[Opening MATERIAL FOR THE TASK section]

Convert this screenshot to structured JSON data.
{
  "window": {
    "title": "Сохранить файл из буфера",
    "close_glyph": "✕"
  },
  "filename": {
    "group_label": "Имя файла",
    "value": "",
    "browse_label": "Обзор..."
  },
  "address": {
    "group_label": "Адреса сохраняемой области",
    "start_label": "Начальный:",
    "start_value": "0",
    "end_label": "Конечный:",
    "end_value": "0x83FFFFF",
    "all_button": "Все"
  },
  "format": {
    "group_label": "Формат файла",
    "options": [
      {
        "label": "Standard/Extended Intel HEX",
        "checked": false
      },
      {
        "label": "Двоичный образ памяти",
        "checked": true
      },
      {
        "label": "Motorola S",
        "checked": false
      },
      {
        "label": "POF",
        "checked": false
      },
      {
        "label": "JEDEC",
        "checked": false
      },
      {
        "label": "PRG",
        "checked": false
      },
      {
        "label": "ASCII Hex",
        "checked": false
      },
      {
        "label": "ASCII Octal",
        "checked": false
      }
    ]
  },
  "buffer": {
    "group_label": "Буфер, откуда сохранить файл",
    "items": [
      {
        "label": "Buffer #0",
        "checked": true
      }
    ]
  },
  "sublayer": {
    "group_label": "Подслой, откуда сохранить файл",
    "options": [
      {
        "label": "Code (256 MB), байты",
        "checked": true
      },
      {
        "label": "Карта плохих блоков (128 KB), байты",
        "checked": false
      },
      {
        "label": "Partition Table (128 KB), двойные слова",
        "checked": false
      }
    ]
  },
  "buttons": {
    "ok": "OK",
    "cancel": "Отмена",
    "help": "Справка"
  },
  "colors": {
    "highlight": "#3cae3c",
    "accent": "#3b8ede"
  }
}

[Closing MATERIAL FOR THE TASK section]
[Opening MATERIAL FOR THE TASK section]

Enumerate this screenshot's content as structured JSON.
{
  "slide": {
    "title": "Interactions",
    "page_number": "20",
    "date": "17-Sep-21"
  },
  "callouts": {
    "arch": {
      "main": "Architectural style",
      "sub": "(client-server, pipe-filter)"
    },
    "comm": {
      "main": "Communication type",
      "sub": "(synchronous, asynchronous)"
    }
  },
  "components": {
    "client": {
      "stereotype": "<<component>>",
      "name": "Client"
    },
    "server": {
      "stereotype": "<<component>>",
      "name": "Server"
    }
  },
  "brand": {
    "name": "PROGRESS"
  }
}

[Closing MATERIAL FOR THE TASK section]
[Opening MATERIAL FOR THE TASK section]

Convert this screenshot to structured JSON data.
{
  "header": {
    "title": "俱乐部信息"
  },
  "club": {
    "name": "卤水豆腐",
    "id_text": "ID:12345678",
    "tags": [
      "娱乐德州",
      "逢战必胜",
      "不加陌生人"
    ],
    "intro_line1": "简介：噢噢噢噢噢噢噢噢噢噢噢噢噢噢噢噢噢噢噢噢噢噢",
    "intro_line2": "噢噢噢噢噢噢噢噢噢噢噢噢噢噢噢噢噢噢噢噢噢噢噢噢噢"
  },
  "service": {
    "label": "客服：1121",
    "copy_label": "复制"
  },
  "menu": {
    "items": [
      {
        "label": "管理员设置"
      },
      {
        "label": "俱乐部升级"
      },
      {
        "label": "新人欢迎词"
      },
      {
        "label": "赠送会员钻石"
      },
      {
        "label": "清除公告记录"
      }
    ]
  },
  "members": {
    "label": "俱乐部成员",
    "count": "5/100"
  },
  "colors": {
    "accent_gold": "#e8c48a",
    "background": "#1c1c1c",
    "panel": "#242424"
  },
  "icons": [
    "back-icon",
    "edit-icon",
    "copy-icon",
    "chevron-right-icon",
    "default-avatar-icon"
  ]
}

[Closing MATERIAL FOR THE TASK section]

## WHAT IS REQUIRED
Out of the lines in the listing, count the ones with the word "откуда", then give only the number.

## ANSWER TO THIS PROBLEM
2